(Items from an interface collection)
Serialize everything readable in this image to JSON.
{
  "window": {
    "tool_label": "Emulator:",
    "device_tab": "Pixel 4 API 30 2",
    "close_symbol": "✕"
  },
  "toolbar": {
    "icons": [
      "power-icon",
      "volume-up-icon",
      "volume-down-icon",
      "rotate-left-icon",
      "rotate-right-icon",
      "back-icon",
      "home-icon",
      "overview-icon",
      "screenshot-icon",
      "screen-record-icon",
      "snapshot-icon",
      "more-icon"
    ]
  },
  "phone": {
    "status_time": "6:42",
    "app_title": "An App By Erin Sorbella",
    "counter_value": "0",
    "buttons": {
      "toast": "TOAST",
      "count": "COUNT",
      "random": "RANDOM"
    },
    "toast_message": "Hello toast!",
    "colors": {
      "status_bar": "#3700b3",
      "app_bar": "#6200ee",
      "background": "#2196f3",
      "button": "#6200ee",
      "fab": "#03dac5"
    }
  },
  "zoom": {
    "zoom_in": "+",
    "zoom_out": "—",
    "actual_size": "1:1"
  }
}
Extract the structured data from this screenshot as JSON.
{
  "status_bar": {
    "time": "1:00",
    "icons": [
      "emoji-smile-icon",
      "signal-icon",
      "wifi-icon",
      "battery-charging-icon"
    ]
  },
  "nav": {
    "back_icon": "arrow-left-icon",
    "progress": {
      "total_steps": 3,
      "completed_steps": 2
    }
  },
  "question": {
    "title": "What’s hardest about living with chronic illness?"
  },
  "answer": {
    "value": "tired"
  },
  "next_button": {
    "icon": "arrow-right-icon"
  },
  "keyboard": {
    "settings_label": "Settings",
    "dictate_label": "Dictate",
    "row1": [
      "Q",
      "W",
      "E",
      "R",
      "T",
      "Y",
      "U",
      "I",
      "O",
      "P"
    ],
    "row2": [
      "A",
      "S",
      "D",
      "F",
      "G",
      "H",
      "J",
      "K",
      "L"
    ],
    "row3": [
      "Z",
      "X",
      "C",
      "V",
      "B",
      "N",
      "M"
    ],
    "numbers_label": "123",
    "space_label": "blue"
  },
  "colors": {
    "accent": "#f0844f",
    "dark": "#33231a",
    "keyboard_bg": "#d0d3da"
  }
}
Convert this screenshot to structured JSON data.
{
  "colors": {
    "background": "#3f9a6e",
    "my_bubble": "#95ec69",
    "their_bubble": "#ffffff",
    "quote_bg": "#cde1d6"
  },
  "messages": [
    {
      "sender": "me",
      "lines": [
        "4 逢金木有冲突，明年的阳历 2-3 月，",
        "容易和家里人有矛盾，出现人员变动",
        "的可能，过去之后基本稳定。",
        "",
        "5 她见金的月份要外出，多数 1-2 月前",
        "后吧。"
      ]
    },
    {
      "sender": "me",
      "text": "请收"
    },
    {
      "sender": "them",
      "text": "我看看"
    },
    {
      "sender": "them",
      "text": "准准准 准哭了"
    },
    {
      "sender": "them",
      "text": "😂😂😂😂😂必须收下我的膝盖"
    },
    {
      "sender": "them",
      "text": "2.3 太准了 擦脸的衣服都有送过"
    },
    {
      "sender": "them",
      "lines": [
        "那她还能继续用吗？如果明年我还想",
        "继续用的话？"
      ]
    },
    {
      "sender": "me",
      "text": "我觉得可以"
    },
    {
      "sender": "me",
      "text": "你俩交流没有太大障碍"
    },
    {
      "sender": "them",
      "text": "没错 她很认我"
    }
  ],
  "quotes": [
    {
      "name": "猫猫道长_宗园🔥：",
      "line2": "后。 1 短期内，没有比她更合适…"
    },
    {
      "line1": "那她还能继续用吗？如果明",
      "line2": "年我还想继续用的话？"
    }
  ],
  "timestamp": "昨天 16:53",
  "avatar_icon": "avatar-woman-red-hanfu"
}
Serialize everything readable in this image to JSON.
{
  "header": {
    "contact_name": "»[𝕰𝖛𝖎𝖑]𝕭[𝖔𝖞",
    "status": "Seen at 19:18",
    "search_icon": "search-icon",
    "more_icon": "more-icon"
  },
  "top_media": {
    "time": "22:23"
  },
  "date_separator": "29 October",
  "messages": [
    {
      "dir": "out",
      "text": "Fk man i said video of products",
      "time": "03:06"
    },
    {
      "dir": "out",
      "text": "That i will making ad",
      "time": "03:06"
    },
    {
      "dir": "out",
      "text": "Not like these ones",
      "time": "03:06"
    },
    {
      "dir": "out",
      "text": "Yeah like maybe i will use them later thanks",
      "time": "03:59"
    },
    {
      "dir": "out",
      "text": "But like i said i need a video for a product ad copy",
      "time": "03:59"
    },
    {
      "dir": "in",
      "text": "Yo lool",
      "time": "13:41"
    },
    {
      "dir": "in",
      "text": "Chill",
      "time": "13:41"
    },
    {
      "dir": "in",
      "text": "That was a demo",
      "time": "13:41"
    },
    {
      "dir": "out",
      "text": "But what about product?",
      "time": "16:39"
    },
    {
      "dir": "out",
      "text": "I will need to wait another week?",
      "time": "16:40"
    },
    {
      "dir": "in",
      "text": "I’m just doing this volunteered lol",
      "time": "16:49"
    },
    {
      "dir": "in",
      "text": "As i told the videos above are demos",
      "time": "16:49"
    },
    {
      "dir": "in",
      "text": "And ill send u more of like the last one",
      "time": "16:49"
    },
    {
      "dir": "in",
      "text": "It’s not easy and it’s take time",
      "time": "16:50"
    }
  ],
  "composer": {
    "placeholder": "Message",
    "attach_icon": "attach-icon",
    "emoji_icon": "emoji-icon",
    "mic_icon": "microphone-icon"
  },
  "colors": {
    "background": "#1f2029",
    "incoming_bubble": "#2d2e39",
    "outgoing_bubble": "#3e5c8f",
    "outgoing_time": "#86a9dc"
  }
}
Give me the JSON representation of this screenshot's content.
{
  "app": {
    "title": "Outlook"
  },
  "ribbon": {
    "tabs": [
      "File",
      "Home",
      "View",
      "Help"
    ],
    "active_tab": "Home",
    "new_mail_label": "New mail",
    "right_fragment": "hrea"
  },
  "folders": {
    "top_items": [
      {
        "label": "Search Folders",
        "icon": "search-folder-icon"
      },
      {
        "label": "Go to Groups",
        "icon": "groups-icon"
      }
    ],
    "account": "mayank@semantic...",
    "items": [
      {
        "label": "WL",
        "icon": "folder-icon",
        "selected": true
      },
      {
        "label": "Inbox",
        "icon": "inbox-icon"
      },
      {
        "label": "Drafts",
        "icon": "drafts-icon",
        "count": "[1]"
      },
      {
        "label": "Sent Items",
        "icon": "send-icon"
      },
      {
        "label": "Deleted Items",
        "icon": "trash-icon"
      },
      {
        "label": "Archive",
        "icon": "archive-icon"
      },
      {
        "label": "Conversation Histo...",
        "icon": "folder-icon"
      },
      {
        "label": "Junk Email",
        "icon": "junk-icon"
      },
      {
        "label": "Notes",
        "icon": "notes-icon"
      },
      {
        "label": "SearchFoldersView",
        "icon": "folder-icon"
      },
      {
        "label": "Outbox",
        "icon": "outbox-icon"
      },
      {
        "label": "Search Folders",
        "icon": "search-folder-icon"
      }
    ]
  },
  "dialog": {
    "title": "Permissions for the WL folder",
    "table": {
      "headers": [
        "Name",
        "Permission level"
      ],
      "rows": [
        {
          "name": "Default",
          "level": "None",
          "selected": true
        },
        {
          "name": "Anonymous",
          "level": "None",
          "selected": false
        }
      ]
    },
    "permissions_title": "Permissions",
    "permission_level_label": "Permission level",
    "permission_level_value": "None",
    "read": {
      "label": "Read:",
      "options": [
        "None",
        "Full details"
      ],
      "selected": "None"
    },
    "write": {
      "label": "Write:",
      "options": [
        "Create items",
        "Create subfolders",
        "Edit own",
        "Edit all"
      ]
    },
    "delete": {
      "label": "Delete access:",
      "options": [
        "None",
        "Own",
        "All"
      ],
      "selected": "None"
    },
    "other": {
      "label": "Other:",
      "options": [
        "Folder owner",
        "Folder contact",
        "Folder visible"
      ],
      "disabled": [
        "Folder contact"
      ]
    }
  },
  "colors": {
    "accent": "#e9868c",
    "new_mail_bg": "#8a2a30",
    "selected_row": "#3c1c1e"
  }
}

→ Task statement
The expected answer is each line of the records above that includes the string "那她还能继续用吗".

→ Response
        "那她还能继续用吗？如果明年我还想",
      "line1": "那她还能继续用吗？如果明",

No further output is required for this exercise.